What I Learned From Think Week

I’ve done Think Weeks before, but this was the best.

I made four huge decisions that are worth around $600,000 per year. The decisions don’t matter to you, but the process might.

The most important thing: there IS a process to this. Taking a week away from the office isn’t the same as optimizing your headspace, making decisions, and then executing on them. I finished Think Week pretty tired, to be honest, but very happy to be moving forward with clarity.

You can read about the process for Think Week here.

Here’s what worked best; didn’t work; and will be altered for next time.

1 – Context switching is taking a bigger toll on me than I thought.
The primary value of “Think Week” was staying focused on one problem at a time. None of my decisions were very hard, when considered in a vacuum. But going from meeting to Slack to email to Messenger while trying to stay focused is impossible. Every mental jump from one topic to the next takes a toll.
My former mentor, Todd Herman, explains Context Switching best:

During Think Week, I turned off all notifications on my phone for 23 hours every day. I love hearing from my clients and my team, but the context-switching exhausts me.

Going even further, I turned off apps like Facebook, email and Slack between 9pm and 7am. I had a bad habit of checking all of them while still in bed, and they invariably had a net negative effect – while most messages I get are very positive, I ruminate on the negative ones. If you’re lying down on your side and increasing blood flow to your brain, this is one of the worst possible ways to start your day. This is why you feel better as soon as you stand up…but if you’re focused on someone else’s problems at 5:30, you probably won’t every find the mental space to work on your own. As someone once told me, “Your inbox is full of people who want something from you. There’s no good news in there.”

2 – The “teach back” is critical for making decisions stick.
When I thought I’d reached a decision, I’d pretend to “teach it back” to someone else. My wife got an earful every day, and probably heard more about the business in one week than she did in the last year. I wanted her feedback, but I also wanted to see if I could explain the decision concisely.

3 – Physical work drains you for mental work, and vise versa.
One mistake I made during Think Week was to keep my physical training intensity high. This meant I had four days of tough workouts on top of my “flow state” time, which was mostly physical labor.
But after each hard workout, I’d need a meal, and then a nap–I wasn’t optimized for thinking. Next time, I’ll dial my workouts back to get the value of “flow” without the fatigue.

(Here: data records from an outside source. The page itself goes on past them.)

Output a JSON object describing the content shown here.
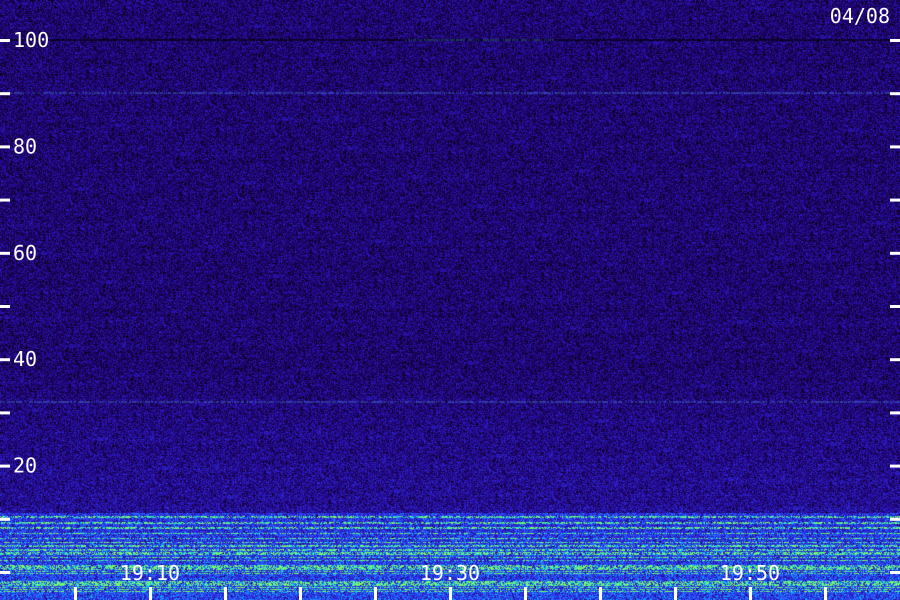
{
  "chart_data": {
    "type": "heatmap",
    "title": "",
    "date": "04/08",
    "xlabel": "",
    "ylabel": "",
    "ylim": [
      0,
      100
    ],
    "y_ticks": [
      20,
      40,
      60,
      80,
      100
    ],
    "y_minor_ticks": [
      0,
      10,
      30,
      50,
      70,
      90
    ],
    "x_ticks": [
      "19:10",
      "19:30",
      "19:50"
    ],
    "x_range": [
      "19:05",
      "19:55"
    ],
    "x_minor_step_minutes": 5,
    "colormap": [
      "#000000",
      "#1a0050",
      "#2a10b0",
      "#3040ff",
      "#00d0ff",
      "#80ff60"
    ],
    "features": [
      {
        "type": "band",
        "y_from": 0,
        "y_to": 10,
        "intensity": "high"
      },
      {
        "type": "line",
        "y": 100,
        "x_from": "19:27",
        "x_to": "19:37",
        "intensity": "medium"
      },
      {
        "type": "line",
        "y": 90,
        "intensity": "low"
      },
      {
        "type": "line",
        "y": 32,
        "intensity": "low"
      }
    ]
  }
}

4 – Asynchronous coaching is sometimes more powerful than an “appointment”.
As I reached decisions, I learned about myself. I made those lessons “stick” by sending a voice message to my mental coach (Bonnie Skinner) over Voxer.
This meant I got to reflect on my mental state, successes and failures as they happened. I would hit ‘record’, say “Hey Bon, I just had this little epiphany…” and talk for 3-4 minutes while I sat with my decision or emotion.
She’d respond a few hours later with more insight. But half the value was the cathartic benefit of just organizing my thoughts into a concise message, and saying it aloud. For small steps, this might actually be better than sitting in her office two weeks later and trying to recall exactly how I felt or what I was thinking. My hope is that it will lead to faster learning (and self-optimization.)

It really felt like I was hitting “save game” after I made a great move.

5 – My definition of “done” is the most important thing I can share with my team.
If I give them a clear picture of the end result, the steps to get there are less important. They’ll ask the “why” questions if they need to hear them.
For example, I decided to split one of our programs into breakout groups by topic. I set up a two-stage process to make the change between now and late September. When I shared the decision with my team, they thought I should reverse the steps I’d laid out, putting my ‘second step’ first. I let them make that change because they clearly understood where we were headed, and the change wouldn’t affect the deadline.

6 – I deferred one decision out of five.
The goal of Think Week was to make five big decisions (I had five on my list when I started). However, I quickly realized that I was lacking important information on one of the decisions. So I decided not to decide, and deferred until after July 1, when I’d have the information I needed.

We need to be reminded more than we need to be taught. None of this stuff was new, aside from the ‘asynchronous coaching’ idea – in fact, some of it appears in the lessons I teach clients. But when things stack up, it’s easy to ditch the ‘boring’ stuff and get carried away in distractions. We seek them, because every other decision in our life seems too big or scary to make right now.
Creating a vacuum of focus lets us put every decision on pause, and then serve them up one at a time when they can get our full attention.

Share this post

Popular Posts

Join the

Our free FB group for those committed to growing their wealth and serving others at the same time.

Fill out the form below to get started.

Find a mentor that’s right for you and your business.

"*" indicates required fields

This field is for validation purposes and should be left unchanged.